What the task asks: In the records below, find the line containing "Give me the"; give it again exactly, along with every line that follows, and nothing else.

Component data from apps and pages:
##############################
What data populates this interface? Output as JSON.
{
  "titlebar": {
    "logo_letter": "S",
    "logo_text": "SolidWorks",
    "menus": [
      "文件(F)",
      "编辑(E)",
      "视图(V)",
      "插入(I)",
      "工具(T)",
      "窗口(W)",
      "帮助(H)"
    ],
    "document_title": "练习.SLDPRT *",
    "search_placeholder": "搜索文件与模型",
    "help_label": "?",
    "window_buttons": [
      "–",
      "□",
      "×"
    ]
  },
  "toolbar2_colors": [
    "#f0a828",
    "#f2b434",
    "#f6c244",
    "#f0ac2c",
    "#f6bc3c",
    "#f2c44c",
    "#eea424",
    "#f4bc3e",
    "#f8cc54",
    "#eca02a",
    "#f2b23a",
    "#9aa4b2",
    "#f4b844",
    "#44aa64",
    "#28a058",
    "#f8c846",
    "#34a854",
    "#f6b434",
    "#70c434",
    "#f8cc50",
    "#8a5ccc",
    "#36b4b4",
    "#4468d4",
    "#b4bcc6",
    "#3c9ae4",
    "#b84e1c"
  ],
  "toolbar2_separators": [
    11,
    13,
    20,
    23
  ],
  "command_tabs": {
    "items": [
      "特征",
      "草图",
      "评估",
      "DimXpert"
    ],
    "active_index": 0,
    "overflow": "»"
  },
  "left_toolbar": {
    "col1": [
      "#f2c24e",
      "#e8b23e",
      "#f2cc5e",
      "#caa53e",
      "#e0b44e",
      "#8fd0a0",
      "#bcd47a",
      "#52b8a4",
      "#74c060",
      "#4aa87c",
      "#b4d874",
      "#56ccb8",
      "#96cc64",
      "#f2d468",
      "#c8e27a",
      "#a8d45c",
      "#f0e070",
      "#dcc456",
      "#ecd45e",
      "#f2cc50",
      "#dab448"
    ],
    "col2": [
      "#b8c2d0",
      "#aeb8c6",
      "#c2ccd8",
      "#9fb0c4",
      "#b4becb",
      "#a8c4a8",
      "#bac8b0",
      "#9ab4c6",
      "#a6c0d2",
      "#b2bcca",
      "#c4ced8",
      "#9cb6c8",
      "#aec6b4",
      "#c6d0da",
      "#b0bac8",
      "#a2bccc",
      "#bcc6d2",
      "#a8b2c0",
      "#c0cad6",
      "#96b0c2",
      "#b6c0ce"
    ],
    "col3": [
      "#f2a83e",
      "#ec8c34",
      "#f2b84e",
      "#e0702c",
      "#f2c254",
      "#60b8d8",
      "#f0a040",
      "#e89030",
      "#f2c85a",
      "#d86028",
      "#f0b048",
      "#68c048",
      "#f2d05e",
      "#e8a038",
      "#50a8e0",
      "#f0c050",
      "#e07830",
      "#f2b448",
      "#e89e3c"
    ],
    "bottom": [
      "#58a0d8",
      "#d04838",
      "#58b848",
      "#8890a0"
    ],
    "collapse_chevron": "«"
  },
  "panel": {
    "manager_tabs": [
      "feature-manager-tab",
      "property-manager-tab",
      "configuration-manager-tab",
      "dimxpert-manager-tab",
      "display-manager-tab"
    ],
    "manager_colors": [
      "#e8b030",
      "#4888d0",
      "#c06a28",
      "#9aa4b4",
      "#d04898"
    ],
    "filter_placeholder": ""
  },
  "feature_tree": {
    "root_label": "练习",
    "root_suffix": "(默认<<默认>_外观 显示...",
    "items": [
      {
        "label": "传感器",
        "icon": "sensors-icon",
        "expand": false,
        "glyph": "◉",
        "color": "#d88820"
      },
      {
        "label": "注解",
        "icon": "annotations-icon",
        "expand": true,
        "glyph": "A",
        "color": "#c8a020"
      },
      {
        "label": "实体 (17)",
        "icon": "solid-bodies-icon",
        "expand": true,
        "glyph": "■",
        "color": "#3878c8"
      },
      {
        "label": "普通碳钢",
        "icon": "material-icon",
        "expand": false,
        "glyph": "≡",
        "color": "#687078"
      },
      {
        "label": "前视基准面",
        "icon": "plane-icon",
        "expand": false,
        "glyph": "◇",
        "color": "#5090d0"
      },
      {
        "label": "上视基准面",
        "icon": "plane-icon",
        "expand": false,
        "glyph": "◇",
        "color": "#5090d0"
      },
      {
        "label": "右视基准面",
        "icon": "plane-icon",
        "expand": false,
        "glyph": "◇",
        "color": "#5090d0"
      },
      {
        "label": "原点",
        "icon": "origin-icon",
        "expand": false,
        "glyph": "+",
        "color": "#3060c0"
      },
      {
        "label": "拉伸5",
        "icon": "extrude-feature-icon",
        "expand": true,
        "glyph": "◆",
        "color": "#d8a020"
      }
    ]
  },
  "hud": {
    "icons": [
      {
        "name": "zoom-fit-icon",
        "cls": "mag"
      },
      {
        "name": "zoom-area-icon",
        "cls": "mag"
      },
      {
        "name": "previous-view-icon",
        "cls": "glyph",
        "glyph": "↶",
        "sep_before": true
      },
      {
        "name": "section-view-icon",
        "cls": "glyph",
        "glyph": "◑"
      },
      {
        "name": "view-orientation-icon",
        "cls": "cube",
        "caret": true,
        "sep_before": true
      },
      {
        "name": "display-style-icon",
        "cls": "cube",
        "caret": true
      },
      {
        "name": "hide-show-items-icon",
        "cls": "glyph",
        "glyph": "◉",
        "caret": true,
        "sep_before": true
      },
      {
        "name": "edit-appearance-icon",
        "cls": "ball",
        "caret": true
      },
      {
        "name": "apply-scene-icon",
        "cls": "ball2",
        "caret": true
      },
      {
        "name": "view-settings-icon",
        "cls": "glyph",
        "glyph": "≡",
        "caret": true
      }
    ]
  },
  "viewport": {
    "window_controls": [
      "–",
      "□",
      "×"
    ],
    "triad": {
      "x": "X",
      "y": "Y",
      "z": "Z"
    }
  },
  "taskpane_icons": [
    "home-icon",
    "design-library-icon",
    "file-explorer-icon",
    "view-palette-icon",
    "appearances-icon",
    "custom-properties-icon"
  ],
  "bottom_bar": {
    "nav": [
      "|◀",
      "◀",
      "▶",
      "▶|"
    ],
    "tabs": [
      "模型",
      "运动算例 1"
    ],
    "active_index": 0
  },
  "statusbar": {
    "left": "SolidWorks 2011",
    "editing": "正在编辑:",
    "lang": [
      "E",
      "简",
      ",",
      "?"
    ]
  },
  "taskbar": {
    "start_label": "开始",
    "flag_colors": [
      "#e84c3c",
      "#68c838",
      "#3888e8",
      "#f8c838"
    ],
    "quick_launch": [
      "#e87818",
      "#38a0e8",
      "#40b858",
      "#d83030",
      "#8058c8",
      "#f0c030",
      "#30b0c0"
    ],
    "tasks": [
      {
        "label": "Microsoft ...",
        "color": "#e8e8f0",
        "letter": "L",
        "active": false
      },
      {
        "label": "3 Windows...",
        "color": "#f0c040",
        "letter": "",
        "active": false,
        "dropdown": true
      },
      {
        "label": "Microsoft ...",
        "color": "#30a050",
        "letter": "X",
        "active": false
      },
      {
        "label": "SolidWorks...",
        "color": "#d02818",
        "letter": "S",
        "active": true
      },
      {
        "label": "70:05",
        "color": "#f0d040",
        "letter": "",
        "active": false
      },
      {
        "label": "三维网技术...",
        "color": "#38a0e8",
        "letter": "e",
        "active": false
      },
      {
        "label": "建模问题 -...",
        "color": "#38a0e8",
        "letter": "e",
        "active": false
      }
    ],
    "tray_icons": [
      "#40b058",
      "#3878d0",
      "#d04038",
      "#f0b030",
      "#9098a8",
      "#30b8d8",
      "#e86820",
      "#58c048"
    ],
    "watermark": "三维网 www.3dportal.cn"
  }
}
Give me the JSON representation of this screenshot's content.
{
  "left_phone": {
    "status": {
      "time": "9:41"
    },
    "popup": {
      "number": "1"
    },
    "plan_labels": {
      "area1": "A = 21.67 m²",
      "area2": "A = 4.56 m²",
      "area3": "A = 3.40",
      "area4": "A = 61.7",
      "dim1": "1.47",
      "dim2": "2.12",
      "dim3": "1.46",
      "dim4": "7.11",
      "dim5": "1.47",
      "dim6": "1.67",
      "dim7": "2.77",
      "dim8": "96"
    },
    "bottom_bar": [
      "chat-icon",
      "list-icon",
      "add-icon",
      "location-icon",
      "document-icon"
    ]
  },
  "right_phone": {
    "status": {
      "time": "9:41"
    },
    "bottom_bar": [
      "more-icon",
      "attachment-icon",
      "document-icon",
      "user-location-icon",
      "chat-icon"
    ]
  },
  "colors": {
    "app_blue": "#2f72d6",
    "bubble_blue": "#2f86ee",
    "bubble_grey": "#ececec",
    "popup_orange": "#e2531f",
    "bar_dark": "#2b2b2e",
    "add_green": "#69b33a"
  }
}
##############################
Output of the task:
Give me the JSON representation of this screenshot's content.
{
  "left_phone": {
    "status": {
      "time": "9:41"
    },
    "popup": {
      "number": "1"
    },
    "plan_labels": {
      "area1": "A = 21.67 m²",
      "area2": "A = 4.56 m²",
      "area3": "A = 3.40",
      "area4": "A = 61.7",
      "dim1": "1.47",
      "dim2": "2.12",
      "dim3": "1.46",
      "dim4": "7.11",
      "dim5": "1.47",
      "dim6": "1.67",
      "dim7": "2.77",
      "dim8": "96"
    },
    "bottom_bar": [
      "chat-icon",
      "list-icon",
      "add-icon",
      "location-icon",
      "document-icon"
    ]
  },
  "right_phone": {
    "status": {
      "time": "9:41"
    },
    "bottom_bar": [
      "more-icon",
      "attachment-icon",
      "document-icon",
      "user-location-icon",
      "chat-icon"
    ]
  },
  "colors": {
    "app_blue": "#2f72d6",
    "bubble_blue": "#2f86ee",
    "bubble_grey": "#ececec",
    "popup_orange": "#e2531f",
    "bar_dark": "#2b2b2e",
    "add_green": "#69b33a"
  }
}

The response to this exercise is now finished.